Silicon Valley used to be technology companies. But it has become the "morality police," controlling free speech on its platforms.
What could go wrong?
In a speech Monday, Apple CEO Tim Cook said: "Hate tries to make its headquarters in the digital world. At Apple, we believe that technology needs to have a clear point of view on this challenge. There is no time to get tied up in knots. That's why we only have one message for those who seek to push hate, division and violence: You have no place on our platforms."

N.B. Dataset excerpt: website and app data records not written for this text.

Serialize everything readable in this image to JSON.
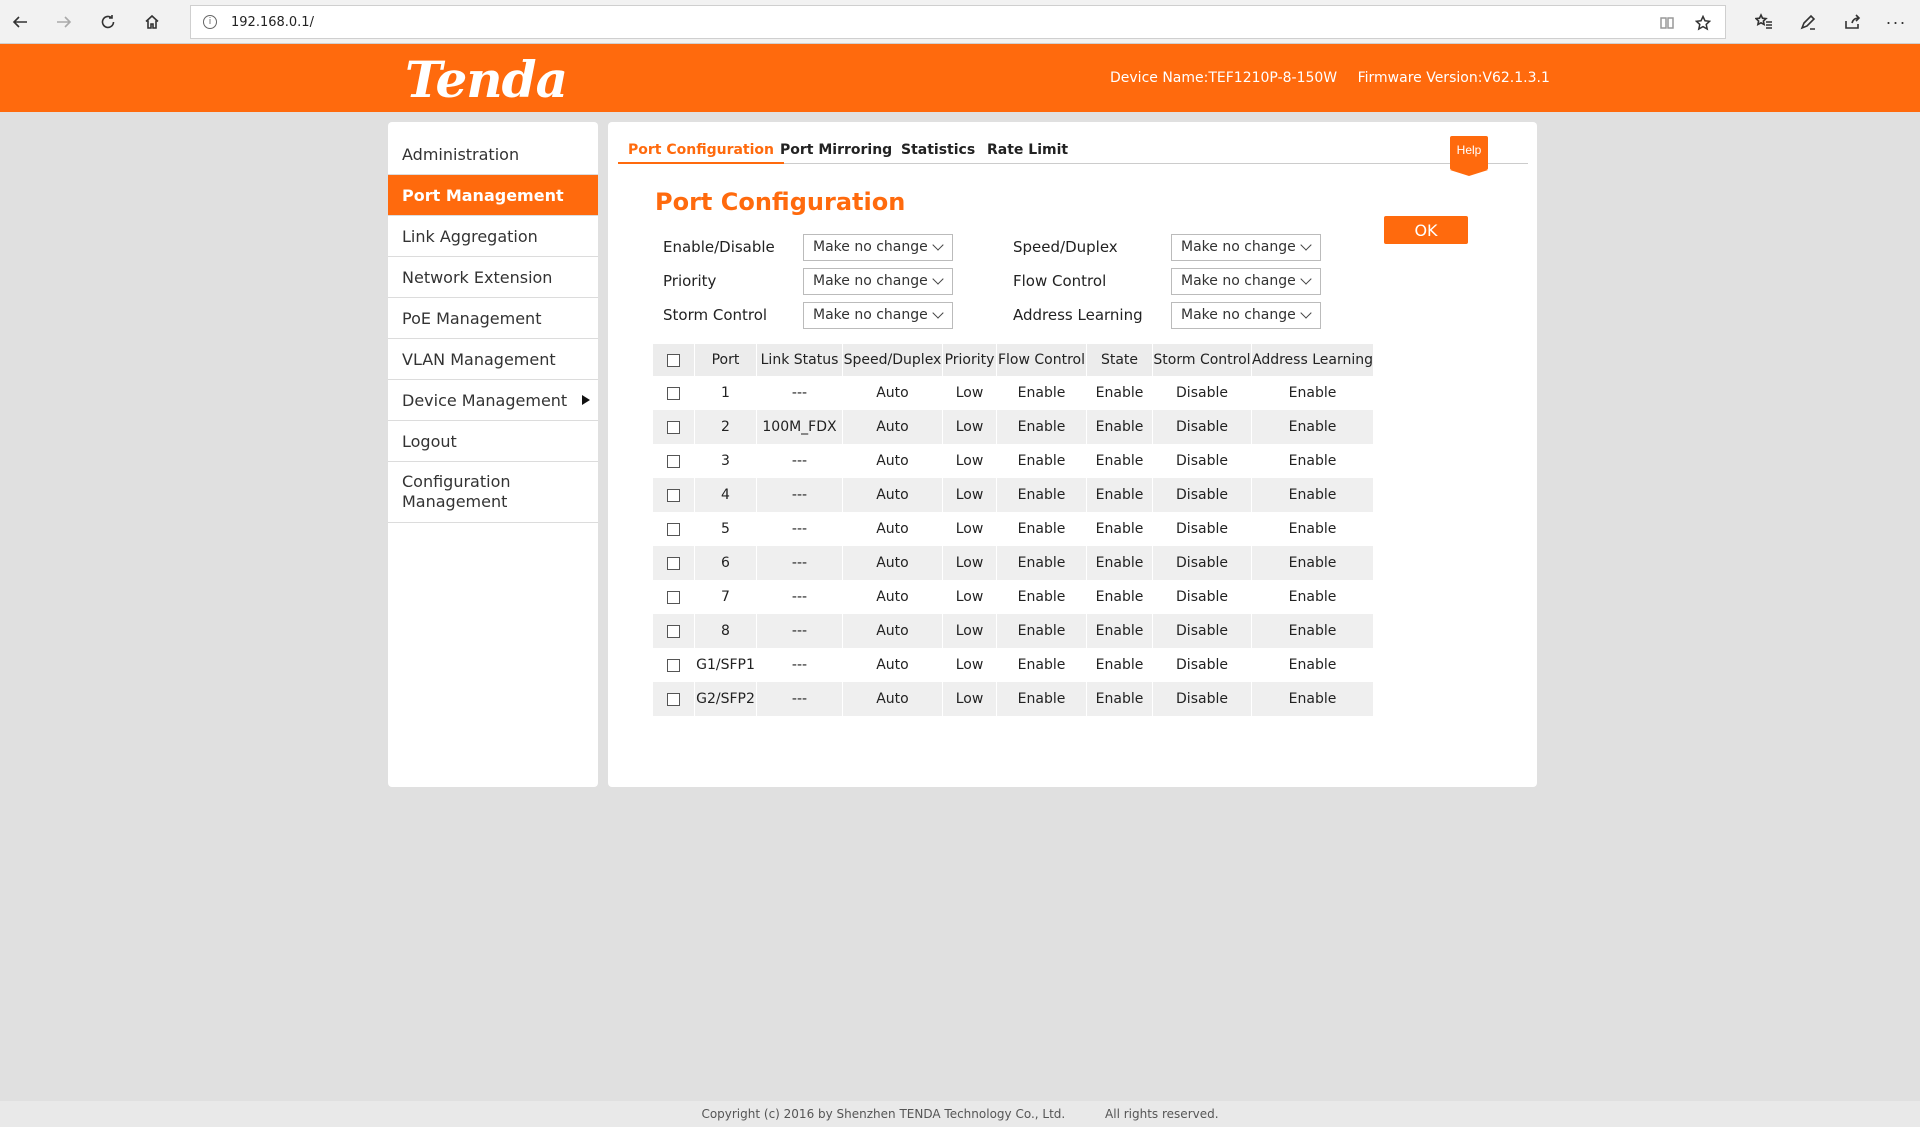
{
  "browser": {
    "url": "192.168.0.1/"
  },
  "header": {
    "logo_text": "Tenda",
    "device_name": "Device Name:TEF1210P-8-150W",
    "firmware": "Firmware Version:V62.1.3.1"
  },
  "sidebar": {
    "items": [
      {
        "label": "Administration"
      },
      {
        "label": "Port Management"
      },
      {
        "label": "Link Aggregation"
      },
      {
        "label": "Network Extension"
      },
      {
        "label": "PoE Management"
      },
      {
        "label": "VLAN Management"
      },
      {
        "label": "Device Management"
      },
      {
        "label": "Logout"
      },
      {
        "label": "Configuration Management"
      }
    ],
    "active": "Port Management"
  },
  "tabs": [
    {
      "label": "Port Configuration"
    },
    {
      "label": "Port Mirroring"
    },
    {
      "label": "Statistics"
    },
    {
      "label": "Rate Limit"
    }
  ],
  "help_label": "Help",
  "page_title": "Port Configuration",
  "ok_label": "OK",
  "form": {
    "enable_disable": {
      "label": "Enable/Disable",
      "value": "Make no change"
    },
    "speed_duplex": {
      "label": "Speed/Duplex",
      "value": "Make no change"
    },
    "priority": {
      "label": "Priority",
      "value": "Make no change"
    },
    "flow_control": {
      "label": "Flow Control",
      "value": "Make no change"
    },
    "storm_control": {
      "label": "Storm Control",
      "value": "Make no change"
    },
    "address_learning": {
      "label": "Address Learning",
      "value": "Make no change"
    }
  },
  "table": {
    "headers": [
      "Port",
      "Link Status",
      "Speed/Duplex",
      "Priority",
      "Flow Control",
      "State",
      "Storm Control",
      "Address Learning"
    ],
    "rows": [
      [
        "1",
        "---",
        "Auto",
        "Low",
        "Enable",
        "Enable",
        "Disable",
        "Enable"
      ],
      [
        "2",
        "100M_FDX",
        "Auto",
        "Low",
        "Enable",
        "Enable",
        "Disable",
        "Enable"
      ],
      [
        "3",
        "---",
        "Auto",
        "Low",
        "Enable",
        "Enable",
        "Disable",
        "Enable"
      ],
      [
        "4",
        "---",
        "Auto",
        "Low",
        "Enable",
        "Enable",
        "Disable",
        "Enable"
      ],
      [
        "5",
        "---",
        "Auto",
        "Low",
        "Enable",
        "Enable",
        "Disable",
        "Enable"
      ],
      [
        "6",
        "---",
        "Auto",
        "Low",
        "Enable",
        "Enable",
        "Disable",
        "Enable"
      ],
      [
        "7",
        "---",
        "Auto",
        "Low",
        "Enable",
        "Enable",
        "Disable",
        "Enable"
      ],
      [
        "8",
        "---",
        "Auto",
        "Low",
        "Enable",
        "Enable",
        "Disable",
        "Enable"
      ],
      [
        "G1/SFP1",
        "---",
        "Auto",
        "Low",
        "Enable",
        "Enable",
        "Disable",
        "Enable"
      ],
      [
        "G2/SFP2",
        "---",
        "Auto",
        "Low",
        "Enable",
        "Enable",
        "Disable",
        "Enable"
      ]
    ]
  },
  "footer": {
    "copyright": "Copyright (c) 2016 by Shenzhen TENDA Technology Co., Ltd.",
    "rights": "All rights reserved."
  },
  "colors": {
    "accent": "#ff6a0d",
    "background": "#e0e0e0"
  }
}
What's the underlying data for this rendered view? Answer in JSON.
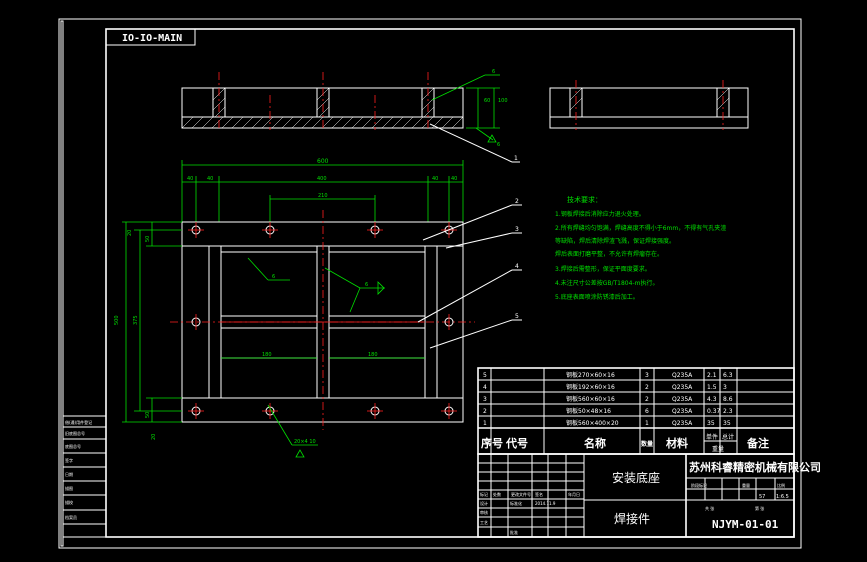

Here's the goliath problem: Who gets to define what words and phrases protected under the First Amendment constitute hate — a catchall word that is often ascribed to any offensive speech someone simply doesn't like? Will Christians who don't support abortion rights or having their tax dollars go toward Planned Parenthood be considered purveyors of hate for denying women the right to choose? Will millions of Americans who support legal immigration, as opposed to illegal immigration, be labeled xenophobes or racists and be banned from the digital world?
Yes and yes. How do we know? It's already happening, as scores of conservatives nationwide are being shadow banned and/or censored on social media, YouTube, Google and beyond. Their crime? Running afoul of leftist Silicon Valley executives who demand conformity of thought and simply won't tolerate any viewpoint that strays from their rigid political orthodoxy.
For context, consider that in oppressive Islamist regimes throughout the Middle East, the "morality police" take it upon themselves to judge women's appearance, and if a woman doesn't conform with their mandatory and highly restrictive dress code — e.g., wearing an identity-cloaking burqa — she could be publicly shamed, arrested or even stoned in the town square.
In modern-day America, powerful technology companies are actively taking the role of the de facto morality police — not when it comes to dress but when it comes to speech — affecting millions. Yes, to date, those affected are not getting stoned, but they are being blocked in the digital town square, where billions around the globe do their business, cultivate their livelihoods, connect with others and get news.
That is a powerful cudgel to levy against individuals and groups of people. Wouldn't you say?
Right now, unelected tech billionaires living in a bubble in Palo Alto — when they're not flying private to cushy climate summits in Davos — are deciding who gets to enjoy the freedom of speech enshrined in the U.S. Constitution and who does not based on whether they agree with people's political views and opinions or not.
You see how dangerous this can get — real fast — as partisan liberal elites running Twitter, Facebook, Google (including YouTube), Apple and the like are now dictating to Americans what they can and cannot say online.
In communist regimes, these types of folks are known as central planners.
The election of Donald Trump was supposed to safeguard our freedoms, especially regarding speech — a foundational pillar of a democracy. It's disappointing that hasn't happened, as the censorship of conservative thought online has gotten so extreme and out of control many are simply logging off for good.
A failure to address this mammoth issue could cost Trump in 2020. If his supporters are blocked online — where most voters get their news — he'll be a one-term president.
It's time for Congress to act before the morality police use political correctness as a Trojan horse to decide our next election.
Adriana Cohen is a syndicated columnist with the Boston Herald. Follow her on Twitter @AdrianaCohen16. To find out more about Adriana Cohen and read her past columns, please visit the Creators Syndicate webpage at www.creators.com.